With the departure of What’s Up Yukon founding editor Darrell Hookey, last week (may he live
out his retirement never again checking for typos), it falls to your guest editor to hold down the fort. You may remember me from my last stint here in June, when I filled in while Darrell was away on honeymoon. During the three weeks I was given the keys to this column, I wrote about the pros and cons of social media and online publishing and then, like a fool, promised to run my first full marathon in Mayo.
I’m pleased to report that, though I did manage to drag my body across the finish line at Mayo, the rest of my summer was spent on wiser pursuits, like lying in a hammock and developing my right bicep muscle through repetitive lifting of 12-liquid-ounce weights.
I’ve come around on the Internet issue, as well. When last we spoke, I confessed that, like most Canadians, I’ve offloaded a great deal of my life onto Google. My work files, my friendships and my interaction with my community all transpire online. But in the face of Darrell’s departure, and Beese Entertainment Publishing’s hunt for a new editor, I’m compelled to re-evaluate the role of the community newspaper.
Let’s face it: no matter who eventually takes up the challenge of helming this paper, they’re never going to be able to compete with the Internet for speed and agility.
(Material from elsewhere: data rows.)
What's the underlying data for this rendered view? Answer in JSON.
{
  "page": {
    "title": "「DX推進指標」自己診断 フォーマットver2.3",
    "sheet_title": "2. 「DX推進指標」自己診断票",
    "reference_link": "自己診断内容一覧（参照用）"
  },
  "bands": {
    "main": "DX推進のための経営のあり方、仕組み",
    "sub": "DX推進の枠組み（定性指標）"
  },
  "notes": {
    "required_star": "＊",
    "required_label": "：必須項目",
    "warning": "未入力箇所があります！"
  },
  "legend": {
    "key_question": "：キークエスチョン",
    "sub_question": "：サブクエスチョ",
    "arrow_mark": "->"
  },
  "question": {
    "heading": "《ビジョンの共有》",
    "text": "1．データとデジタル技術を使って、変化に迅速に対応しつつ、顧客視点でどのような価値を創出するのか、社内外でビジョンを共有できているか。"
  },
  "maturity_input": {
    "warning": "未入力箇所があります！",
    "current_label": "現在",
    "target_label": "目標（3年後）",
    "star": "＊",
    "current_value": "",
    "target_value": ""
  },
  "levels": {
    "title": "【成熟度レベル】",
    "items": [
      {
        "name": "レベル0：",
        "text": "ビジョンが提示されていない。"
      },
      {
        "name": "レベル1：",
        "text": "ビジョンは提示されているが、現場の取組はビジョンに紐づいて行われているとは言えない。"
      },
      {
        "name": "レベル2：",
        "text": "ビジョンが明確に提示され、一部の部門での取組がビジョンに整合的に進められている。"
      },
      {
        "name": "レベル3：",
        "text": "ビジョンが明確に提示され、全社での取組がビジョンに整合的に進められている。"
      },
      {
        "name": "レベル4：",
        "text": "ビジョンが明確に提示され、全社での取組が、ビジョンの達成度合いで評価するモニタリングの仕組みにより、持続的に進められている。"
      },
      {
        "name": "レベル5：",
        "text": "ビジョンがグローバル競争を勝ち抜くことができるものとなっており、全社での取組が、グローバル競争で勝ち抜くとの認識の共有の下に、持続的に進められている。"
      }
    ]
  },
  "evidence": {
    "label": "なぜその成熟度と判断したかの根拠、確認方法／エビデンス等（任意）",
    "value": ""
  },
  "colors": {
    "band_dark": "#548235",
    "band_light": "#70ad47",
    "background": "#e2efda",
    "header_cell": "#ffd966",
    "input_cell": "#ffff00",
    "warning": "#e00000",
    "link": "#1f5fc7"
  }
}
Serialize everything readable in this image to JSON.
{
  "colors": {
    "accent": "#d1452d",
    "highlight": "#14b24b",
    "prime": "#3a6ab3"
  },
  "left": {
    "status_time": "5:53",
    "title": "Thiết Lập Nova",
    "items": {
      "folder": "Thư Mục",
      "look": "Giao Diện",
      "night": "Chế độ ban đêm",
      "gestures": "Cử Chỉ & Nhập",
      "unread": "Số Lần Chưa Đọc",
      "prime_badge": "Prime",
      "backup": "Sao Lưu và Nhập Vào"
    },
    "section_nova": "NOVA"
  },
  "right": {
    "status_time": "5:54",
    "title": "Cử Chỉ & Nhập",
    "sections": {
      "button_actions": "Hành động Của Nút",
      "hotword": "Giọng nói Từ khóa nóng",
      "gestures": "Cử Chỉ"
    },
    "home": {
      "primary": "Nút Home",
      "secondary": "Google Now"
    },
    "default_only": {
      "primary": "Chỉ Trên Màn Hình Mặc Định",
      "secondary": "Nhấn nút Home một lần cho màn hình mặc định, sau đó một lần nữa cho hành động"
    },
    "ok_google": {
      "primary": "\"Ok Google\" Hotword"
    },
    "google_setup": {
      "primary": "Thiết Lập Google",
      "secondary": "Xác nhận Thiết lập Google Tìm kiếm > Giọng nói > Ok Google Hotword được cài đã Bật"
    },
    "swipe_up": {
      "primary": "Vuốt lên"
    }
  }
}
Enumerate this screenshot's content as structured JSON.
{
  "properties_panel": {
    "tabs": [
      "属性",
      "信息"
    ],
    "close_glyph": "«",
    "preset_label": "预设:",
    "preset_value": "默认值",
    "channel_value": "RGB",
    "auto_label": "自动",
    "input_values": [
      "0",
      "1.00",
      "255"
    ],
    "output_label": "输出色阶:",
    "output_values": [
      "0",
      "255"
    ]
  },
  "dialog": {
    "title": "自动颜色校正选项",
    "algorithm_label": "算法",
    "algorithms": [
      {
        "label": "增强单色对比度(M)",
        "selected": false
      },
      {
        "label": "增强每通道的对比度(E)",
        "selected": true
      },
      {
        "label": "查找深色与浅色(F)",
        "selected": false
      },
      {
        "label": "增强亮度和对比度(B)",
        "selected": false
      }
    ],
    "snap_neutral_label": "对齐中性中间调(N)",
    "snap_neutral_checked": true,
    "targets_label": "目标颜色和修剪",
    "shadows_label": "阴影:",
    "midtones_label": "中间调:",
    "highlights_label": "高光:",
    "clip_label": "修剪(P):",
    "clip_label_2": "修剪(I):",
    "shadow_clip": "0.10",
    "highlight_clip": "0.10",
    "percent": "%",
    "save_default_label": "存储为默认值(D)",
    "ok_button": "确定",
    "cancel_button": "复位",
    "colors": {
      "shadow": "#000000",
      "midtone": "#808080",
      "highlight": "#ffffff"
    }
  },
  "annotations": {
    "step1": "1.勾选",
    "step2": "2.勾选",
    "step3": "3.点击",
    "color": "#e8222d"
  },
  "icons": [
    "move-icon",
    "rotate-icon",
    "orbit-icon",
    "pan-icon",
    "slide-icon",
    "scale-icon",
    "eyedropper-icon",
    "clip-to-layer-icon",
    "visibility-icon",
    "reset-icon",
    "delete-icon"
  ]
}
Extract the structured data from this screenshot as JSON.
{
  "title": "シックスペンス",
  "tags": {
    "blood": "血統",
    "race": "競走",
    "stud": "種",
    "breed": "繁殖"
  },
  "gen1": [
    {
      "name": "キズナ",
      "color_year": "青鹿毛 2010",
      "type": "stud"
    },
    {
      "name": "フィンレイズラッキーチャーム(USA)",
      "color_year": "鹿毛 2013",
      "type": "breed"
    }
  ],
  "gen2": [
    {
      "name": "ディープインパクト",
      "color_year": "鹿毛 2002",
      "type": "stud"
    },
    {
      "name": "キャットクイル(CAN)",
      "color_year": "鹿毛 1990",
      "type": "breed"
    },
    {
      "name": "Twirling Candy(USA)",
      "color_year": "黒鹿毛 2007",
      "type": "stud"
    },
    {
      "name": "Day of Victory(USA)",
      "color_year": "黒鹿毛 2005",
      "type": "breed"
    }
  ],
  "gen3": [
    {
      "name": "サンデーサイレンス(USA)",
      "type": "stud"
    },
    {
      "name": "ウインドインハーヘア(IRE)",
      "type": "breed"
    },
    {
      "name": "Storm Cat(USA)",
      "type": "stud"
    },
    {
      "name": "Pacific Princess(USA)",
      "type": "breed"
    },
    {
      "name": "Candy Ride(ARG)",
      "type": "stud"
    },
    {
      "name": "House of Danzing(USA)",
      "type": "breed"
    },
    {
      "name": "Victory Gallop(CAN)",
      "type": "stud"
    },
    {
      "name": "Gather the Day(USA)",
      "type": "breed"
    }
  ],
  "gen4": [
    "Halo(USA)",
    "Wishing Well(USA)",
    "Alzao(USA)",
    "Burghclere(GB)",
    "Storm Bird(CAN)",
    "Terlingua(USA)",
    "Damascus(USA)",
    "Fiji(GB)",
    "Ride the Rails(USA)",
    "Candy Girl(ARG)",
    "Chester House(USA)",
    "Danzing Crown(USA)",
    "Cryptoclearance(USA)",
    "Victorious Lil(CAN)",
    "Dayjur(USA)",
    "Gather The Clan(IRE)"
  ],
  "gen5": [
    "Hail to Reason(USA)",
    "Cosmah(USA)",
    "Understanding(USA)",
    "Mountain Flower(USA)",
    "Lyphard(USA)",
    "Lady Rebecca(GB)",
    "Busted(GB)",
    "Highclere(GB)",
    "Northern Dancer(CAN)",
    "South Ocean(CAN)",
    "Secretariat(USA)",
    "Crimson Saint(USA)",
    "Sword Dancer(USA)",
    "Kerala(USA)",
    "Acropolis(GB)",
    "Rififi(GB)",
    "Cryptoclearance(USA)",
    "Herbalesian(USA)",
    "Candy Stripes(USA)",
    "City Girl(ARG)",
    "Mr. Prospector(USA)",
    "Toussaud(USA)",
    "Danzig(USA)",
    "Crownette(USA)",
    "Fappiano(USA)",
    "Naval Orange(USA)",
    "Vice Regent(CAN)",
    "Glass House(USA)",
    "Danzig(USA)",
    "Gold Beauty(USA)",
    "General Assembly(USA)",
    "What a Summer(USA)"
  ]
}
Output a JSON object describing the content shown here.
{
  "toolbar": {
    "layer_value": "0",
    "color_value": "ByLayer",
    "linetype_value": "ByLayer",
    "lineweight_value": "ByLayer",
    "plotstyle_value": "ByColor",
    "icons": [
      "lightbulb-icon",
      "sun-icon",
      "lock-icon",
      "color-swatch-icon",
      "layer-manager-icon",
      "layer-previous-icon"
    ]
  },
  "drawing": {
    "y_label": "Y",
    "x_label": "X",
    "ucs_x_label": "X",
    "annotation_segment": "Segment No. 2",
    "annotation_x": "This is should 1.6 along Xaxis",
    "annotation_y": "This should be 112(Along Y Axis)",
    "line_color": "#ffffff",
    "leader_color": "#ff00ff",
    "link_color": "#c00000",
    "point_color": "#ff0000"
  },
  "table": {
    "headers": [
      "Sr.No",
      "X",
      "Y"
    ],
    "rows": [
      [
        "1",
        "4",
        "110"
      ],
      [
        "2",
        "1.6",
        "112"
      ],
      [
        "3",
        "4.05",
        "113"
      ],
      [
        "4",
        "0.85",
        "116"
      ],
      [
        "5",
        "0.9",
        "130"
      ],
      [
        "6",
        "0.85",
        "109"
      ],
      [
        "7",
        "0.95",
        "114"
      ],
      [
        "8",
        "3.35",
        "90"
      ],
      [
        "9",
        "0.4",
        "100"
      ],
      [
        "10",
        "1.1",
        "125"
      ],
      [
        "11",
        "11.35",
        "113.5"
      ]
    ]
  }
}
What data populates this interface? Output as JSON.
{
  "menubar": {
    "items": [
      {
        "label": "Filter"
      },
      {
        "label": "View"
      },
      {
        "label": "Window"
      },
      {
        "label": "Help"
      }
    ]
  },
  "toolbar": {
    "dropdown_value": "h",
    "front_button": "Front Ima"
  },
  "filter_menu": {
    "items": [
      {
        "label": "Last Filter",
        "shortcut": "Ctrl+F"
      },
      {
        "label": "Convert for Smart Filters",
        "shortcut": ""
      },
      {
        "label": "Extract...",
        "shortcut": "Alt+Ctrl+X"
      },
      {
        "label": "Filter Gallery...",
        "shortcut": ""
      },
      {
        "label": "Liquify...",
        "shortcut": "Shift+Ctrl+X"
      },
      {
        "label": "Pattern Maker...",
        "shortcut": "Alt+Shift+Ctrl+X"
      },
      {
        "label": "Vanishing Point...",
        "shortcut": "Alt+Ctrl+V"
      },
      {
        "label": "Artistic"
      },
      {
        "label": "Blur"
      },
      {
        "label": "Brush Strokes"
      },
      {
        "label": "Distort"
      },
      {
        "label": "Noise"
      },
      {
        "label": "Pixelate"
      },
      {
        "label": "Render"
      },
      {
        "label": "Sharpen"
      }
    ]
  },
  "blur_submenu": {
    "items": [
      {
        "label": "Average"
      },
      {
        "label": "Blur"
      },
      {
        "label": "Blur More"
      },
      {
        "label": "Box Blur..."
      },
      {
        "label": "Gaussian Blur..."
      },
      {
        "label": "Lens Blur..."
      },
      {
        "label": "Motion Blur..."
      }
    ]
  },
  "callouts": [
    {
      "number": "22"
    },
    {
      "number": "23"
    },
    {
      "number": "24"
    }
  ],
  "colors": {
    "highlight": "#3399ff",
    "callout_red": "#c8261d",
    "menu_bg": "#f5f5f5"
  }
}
Will What’s Up Yukon ever beat the Twitterverse with the verdict on the Jersey Shore finale? Not likely.
But what What’s Up Yukon offers that online information-sharing cannot is a sense of place and a sense of shared experience. This may not matter in larger centres, where there are myriad subcultures and places for people to meet and coalesce into their own social groups. But in the Yukon, it can be hard to find your people — your tribe, if you will — without a little guidance.
When I look at the contributors for What’s Up Yukon as it stands now, I’m amazed at the diversity of interests thriving in this tiny population. Oenophiles write alongside stargazers, gardeners, artists, fitness freaks, cooks, musicians and, my personal favourite, people just fascinated by the dribs and drabs of everyday life. It makes me look at the community in a different way. Who knows what sort of experts dwell among us?
In the past few months, just by asking, “what else do you love?”, I’ve discovered a bureaucrat who was once a beekeeper (with helpful advice for this year’s wasp epidemic), a bank teller who shared my passion for architecture and a restaurateur fascinated by the same obscure collection of Jamaican-Canadian soul music recordings that I had written about three years ago.
The “Colourful Five Per Cent” may grab headlines and form the bulk of the Yukon’s mystique, but in fact, the wealth of knowledge and experience possessed collectively by all Yukoners is astounding.
With that in mind, I hope What’s Up Yukon‘s new editor endeavours to pull these people into the paper’s chorus and to lure some of our citizens away from their Flickrs, blogs and Twitter accounts to share their gifts and experiences with the community at large. To allow the paper to leave the up-to-the-minute business to the Web and grow even more into something measuring the heartbeat of the Yukon. Lord knows we’re too spread out, and often too cold, to have a real town square where we connect and find common ground — What’s Up Yukon is perfectly positioned to fill that role.